Can you each work out the number on your card? What do you notice? How could you sort the cards?

An environment which simulates working with Cuisenaire rods.

Use your logical-thinking skills to deduce how much Dan's crisps and ice-cream cost altogether.

Place the numbers from 1 to 9 in the squares below so that the difference between joined squares is odd. How many different ways can you do this?

A group of children are using measuring cylinders but they lose the labels. Can you help relabel them?

This task, written for the National Young Mathematicians' Award 2016, invites you to explore the different combinations of scores that you might get on these dart boards.

Look carefully at the numbers. What do you notice? Can you make another square using the numbers 1 to 16, that displays the same properties?

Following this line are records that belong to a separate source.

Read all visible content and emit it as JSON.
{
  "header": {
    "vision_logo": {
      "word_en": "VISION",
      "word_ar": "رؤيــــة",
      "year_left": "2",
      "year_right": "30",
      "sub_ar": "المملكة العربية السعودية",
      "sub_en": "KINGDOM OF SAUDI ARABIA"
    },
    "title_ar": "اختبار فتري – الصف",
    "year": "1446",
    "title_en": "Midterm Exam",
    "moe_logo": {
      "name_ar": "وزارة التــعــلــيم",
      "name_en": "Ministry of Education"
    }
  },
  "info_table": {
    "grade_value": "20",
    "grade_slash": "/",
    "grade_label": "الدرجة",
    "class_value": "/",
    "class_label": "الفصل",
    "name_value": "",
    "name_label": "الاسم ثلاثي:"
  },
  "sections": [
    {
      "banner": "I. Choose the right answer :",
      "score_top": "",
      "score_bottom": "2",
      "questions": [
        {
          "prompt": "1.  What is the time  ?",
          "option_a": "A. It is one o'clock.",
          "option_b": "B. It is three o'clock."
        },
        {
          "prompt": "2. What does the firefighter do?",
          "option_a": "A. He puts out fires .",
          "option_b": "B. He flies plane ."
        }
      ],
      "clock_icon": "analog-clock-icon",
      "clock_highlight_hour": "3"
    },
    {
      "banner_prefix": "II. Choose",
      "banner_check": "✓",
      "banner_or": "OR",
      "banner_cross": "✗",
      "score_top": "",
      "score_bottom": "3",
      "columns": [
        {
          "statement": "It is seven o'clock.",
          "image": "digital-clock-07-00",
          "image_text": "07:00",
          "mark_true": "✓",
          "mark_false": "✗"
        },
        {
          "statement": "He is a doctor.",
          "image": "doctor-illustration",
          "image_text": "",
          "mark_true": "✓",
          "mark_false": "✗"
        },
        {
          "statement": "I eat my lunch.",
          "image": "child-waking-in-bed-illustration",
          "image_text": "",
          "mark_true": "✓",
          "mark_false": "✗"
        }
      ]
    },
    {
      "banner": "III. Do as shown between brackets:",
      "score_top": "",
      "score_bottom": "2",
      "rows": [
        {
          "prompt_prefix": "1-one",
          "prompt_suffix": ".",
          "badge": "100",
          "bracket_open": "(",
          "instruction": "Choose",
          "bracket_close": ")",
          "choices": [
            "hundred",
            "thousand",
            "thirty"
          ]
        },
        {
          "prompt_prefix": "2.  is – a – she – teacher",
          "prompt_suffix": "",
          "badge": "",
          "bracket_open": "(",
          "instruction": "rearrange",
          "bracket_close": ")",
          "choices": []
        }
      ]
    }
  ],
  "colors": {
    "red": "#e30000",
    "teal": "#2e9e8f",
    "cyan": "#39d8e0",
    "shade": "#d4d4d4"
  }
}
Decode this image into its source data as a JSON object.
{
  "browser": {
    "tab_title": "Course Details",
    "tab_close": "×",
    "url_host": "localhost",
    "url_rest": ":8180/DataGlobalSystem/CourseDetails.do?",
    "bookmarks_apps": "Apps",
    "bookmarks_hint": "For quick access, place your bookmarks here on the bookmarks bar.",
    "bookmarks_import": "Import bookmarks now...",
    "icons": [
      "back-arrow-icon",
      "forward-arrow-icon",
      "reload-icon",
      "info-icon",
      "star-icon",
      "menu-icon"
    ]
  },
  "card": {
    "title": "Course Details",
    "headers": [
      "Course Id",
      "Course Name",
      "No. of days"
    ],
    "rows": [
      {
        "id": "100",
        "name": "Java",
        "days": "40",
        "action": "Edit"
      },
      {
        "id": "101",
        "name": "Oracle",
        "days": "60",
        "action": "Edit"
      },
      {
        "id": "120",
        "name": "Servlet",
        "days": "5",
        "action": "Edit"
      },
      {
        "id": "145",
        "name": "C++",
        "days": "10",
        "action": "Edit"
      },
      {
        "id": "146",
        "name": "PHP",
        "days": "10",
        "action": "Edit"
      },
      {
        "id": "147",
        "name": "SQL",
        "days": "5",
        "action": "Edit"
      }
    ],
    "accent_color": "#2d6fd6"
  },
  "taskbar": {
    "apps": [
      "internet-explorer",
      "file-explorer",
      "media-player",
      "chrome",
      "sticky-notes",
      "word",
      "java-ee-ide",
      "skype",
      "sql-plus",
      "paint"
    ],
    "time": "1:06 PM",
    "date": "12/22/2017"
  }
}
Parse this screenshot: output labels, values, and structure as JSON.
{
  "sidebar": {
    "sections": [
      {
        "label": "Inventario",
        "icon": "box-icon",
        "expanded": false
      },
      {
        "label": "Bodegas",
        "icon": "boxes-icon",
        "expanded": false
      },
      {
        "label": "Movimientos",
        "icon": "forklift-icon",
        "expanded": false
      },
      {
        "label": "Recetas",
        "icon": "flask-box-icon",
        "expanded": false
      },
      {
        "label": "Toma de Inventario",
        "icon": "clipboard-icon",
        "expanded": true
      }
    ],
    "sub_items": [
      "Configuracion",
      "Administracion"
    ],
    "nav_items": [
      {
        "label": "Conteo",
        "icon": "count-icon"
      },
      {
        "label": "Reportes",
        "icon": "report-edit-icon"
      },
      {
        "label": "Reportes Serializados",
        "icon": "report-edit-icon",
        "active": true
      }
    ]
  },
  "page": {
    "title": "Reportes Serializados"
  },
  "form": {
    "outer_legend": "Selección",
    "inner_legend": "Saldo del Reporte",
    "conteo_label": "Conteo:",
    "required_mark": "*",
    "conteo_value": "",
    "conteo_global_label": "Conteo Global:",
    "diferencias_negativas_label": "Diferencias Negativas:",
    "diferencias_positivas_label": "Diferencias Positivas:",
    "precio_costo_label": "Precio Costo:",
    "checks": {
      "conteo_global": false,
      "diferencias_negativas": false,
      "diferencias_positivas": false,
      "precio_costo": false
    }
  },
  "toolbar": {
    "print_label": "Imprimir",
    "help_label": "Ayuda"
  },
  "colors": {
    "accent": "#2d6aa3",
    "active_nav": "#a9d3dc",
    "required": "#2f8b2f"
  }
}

Start by putting one million (1 000 000) into the display of your calculator. Can you reduce this to 7 using just the 7 key and add, subtract, multiply, divide and equals as many times as you like?

Zumf makes spectacles for the residents of the planet Zargon, who have either 3 eyes or 4 eyes. How many lenses will Zumf need to make all the different orders for 9 families?

Tim had nine cards each with a different number from 1 to 9 on it. How could he have put them into three piles so that the total in each pile was 15?

Choose four of the numbers from 1 to 9 to put in the squares so that the differences between joined squares are odd.

Using the statements, can you work out how many of each type of rabbit there are in these pens?

This problem is based on the story of the Pied Piper of Hamelin. Investigate the different numbers of people and rats there could have been if you know how many legs there are altogether!

Katie had a pack of 20 cards numbered from 1 to 20. She arranged the cards into 6 unequal piles where each pile added to the same total. What was the total and how could this be done?

How could you put eight beanbags in the hoops so that there are four in the blue hoop, five in the red and six in the yellow? Can you find all the ways of doing this?

Use the information about Sally and her brother to find out how many children there are in the Brown family.

Arrange eight of the numbers between 1 and 9 in the Polo Square below so that each side adds to the same total.

Lolla bought a balloon at the circus. She gave the clown six coins to pay for it. What could Lolla have paid for the balloon?

Here you see the front and back views of a dodecahedron. Each vertex has been numbered so that the numbers around each pentagonal face add up to 65. Can you find all the missing numbers?

There were chews for 2p, mini eggs for 3p, Chocko bars for 5p and lollypops for 7p in the sweet shop. What could each of the children buy with their money?

Winifred Wytsh bought a box each of jelly babies, milk jelly bears, yellow jelly bees and jelly belly beans. In how many different ways could she make a jolly jelly feast with 32 legs?

You have 5 darts and your target score is 44. How many different ways could you score 44?

Place the numbers 1 to 6 in the circles so that each number is the difference between the two numbers just below it.

Find your way through the grid starting at 2 and following these operations. What number do you end on?

In Sam and Jill's garden there are two sorts of ladybirds with 7 spots or 4 spots. What numbers of total spots can you make?

Find the sum and difference between a pair of two-digit numbers. Now find the sum and difference between the sum and difference! What happens?

This challenge is about finding the difference between numbers which have the same tens digit.